KDPOF has provided its Automotive Gigabit Ethernet plastic optical fibre (POF) for electric and autonomous driving to several car makers and tier-1 suppliers. The technology is designed to solve the electrical challenges and interferences of new powertrain architectures.
As the year ends and a new one starts, it’s time to look back at some of the highlights of the last 12 months. 2017 was a great year for the optical networking industry and for Fibre Systems in particular as website traffic grew by 30 per cent. We’ve studied the statistics to see who was reading what. We then divided our top ten stories of the year into the five most-read news stories and the five most popular feature articles. Without further ado, here they are.
Top five news stories
Here are the headlines that caught our readers’ attention in 2017.
Spanish incumbent Telefónica has successfully completed what it describes as a ‘pioneering’ project using plastic optical fibre (POF) in a home network that guarantees gigabit speeds to the customer.
Telefónica has not confirmed a commercial launch date, but online reports suggest the technology could be rolled out to consumers next year.
The demand for an easy-to-install, robust home network is growing due to the availability of higher and higher access speeds into the home.
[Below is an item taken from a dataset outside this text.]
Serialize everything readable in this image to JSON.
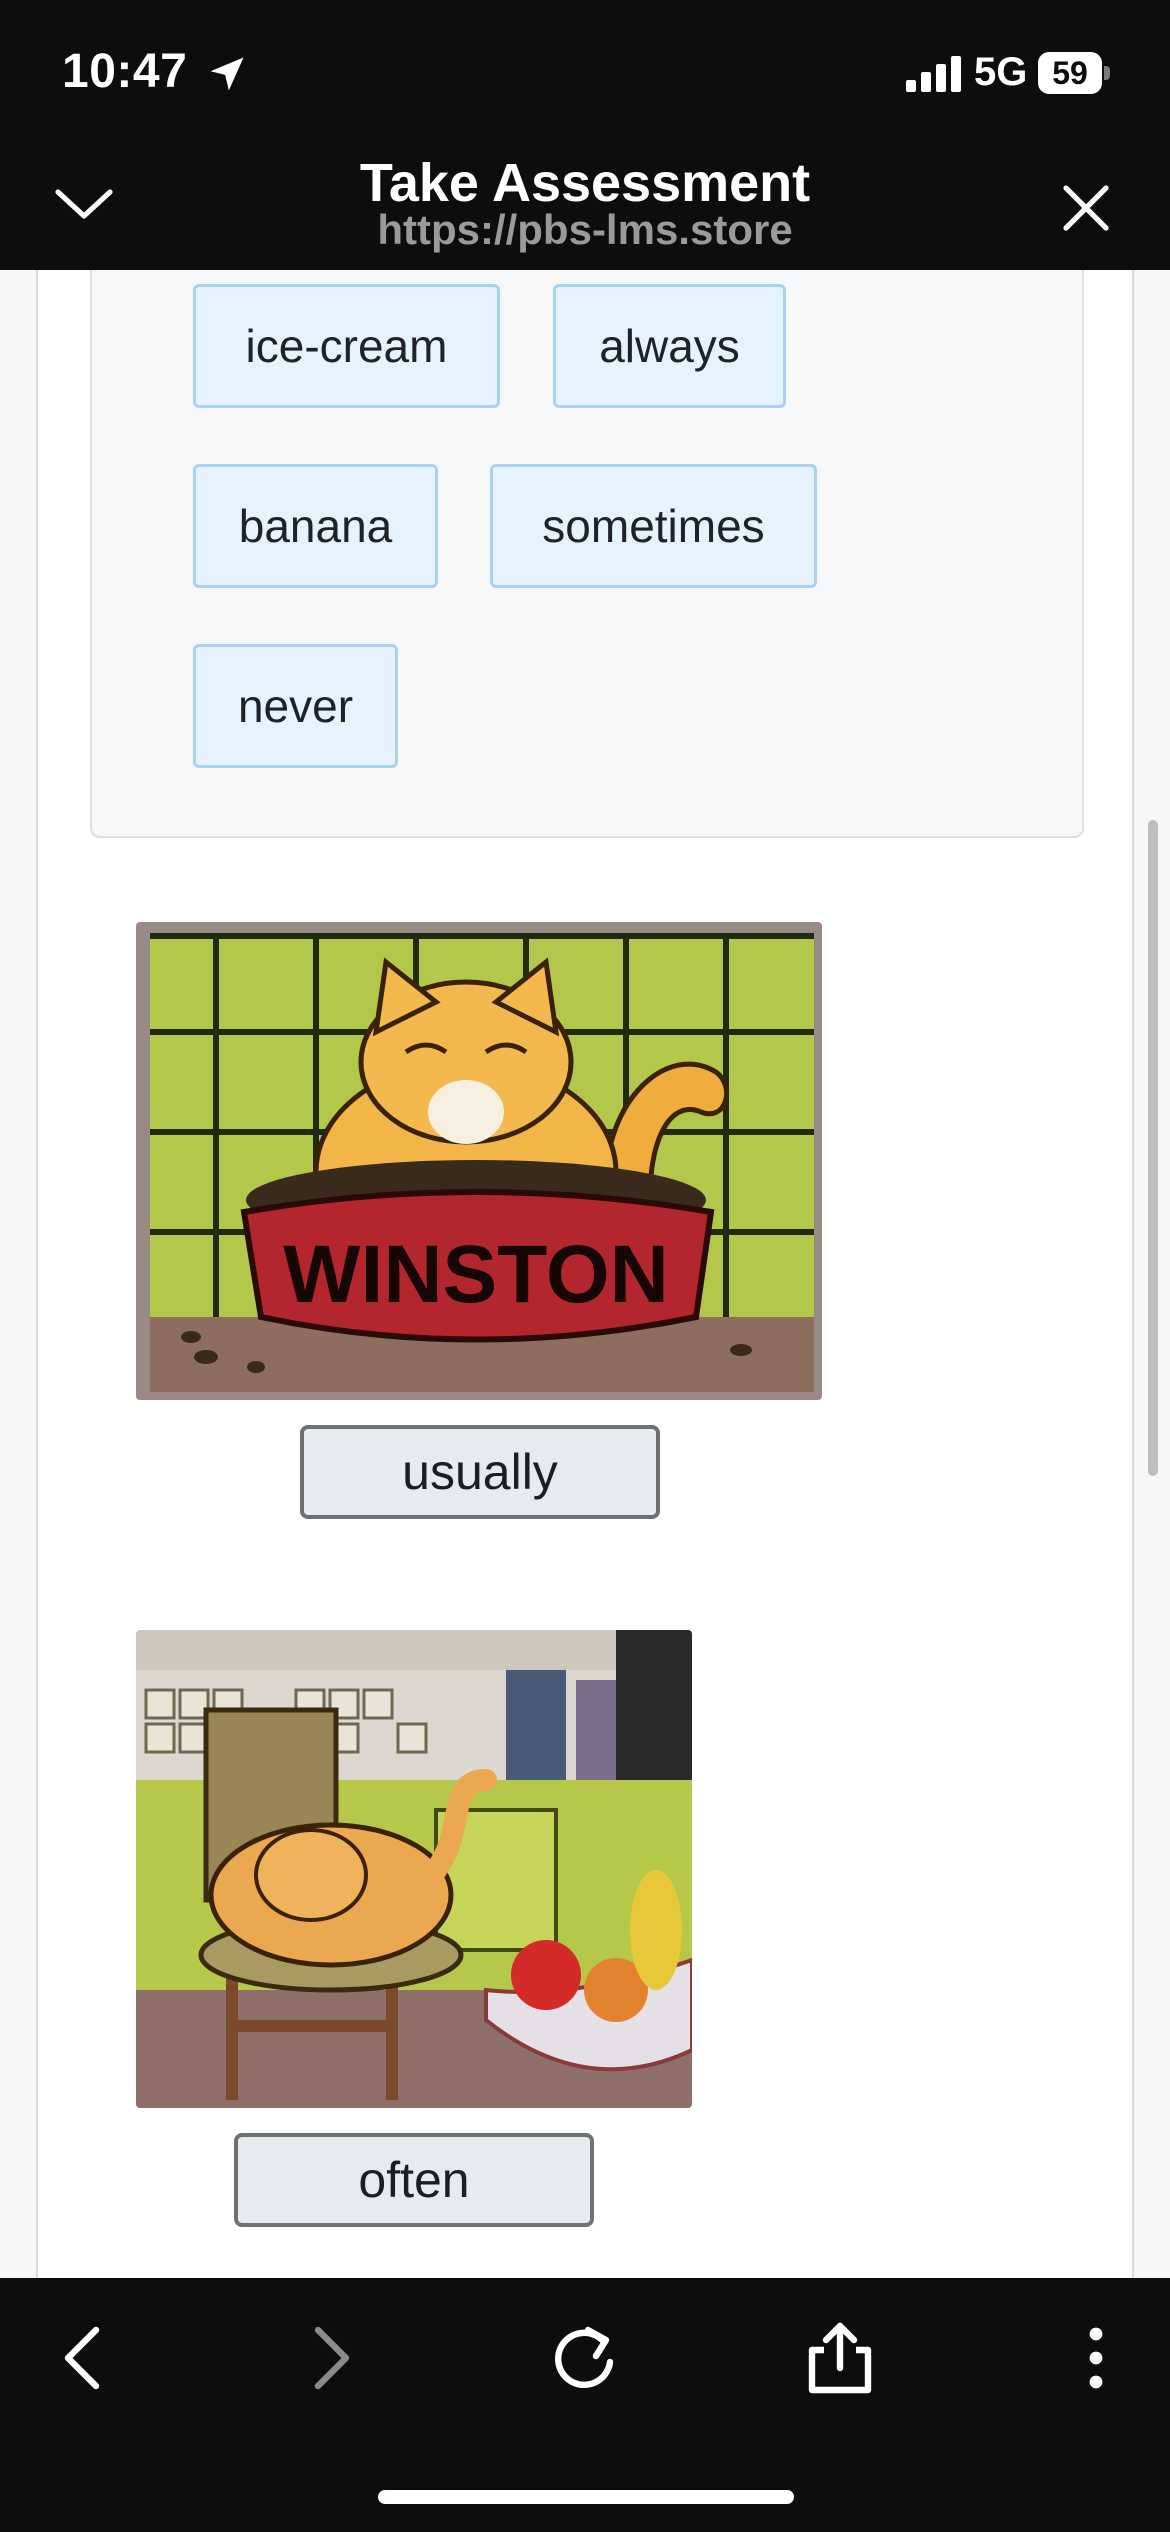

While there are many solutions for a home network, a mixed Plastic Optical Fiber (POF)/WiFi solution is the most ideal for the professional and do-it-yourself installer.
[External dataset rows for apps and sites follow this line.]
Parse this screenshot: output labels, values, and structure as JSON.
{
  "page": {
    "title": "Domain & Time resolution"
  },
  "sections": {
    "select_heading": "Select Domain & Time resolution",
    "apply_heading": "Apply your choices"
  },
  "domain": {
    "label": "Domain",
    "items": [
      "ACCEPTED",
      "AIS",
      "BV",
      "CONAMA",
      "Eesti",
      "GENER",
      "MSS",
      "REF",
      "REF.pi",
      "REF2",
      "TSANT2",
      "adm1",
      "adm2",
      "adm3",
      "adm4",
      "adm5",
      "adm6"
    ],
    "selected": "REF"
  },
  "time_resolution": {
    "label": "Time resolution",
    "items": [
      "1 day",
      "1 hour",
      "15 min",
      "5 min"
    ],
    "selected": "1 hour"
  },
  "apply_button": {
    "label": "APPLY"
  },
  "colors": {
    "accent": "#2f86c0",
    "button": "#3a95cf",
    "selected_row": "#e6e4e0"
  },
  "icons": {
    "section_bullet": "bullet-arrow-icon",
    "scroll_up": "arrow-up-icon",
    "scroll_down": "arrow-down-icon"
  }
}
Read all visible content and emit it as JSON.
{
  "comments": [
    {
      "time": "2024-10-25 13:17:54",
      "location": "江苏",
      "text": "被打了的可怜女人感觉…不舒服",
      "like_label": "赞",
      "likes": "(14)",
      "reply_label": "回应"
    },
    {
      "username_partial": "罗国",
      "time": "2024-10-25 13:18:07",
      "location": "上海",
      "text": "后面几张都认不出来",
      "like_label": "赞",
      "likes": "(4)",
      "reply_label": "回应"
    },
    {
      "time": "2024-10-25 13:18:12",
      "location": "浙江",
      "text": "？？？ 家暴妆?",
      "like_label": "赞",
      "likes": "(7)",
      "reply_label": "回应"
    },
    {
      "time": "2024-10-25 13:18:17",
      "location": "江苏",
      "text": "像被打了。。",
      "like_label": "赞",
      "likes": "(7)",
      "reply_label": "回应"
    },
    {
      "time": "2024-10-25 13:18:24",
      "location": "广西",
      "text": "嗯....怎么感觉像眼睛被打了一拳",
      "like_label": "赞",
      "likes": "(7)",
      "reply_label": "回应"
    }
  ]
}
Six months after it became mandatory for copper and fibre cables supplied to EU/EEA member states to comply with the Construction Product Regulation and carry CE marking, Keely Portway asks what, if any, effect this has had on cable suppliers
To continue growing data traffic, optical scientists are tackling tough questions about nonlinear effects in optical fibre, discovers Andy Extance
January of this year saw Jerry Rawls step down as chief executive of Finisar, a company he had grown from obscurity to worldwide success. He talks to Rebecca Pool about building his empire, the firm’s new CEO and a future that could include Oclaro*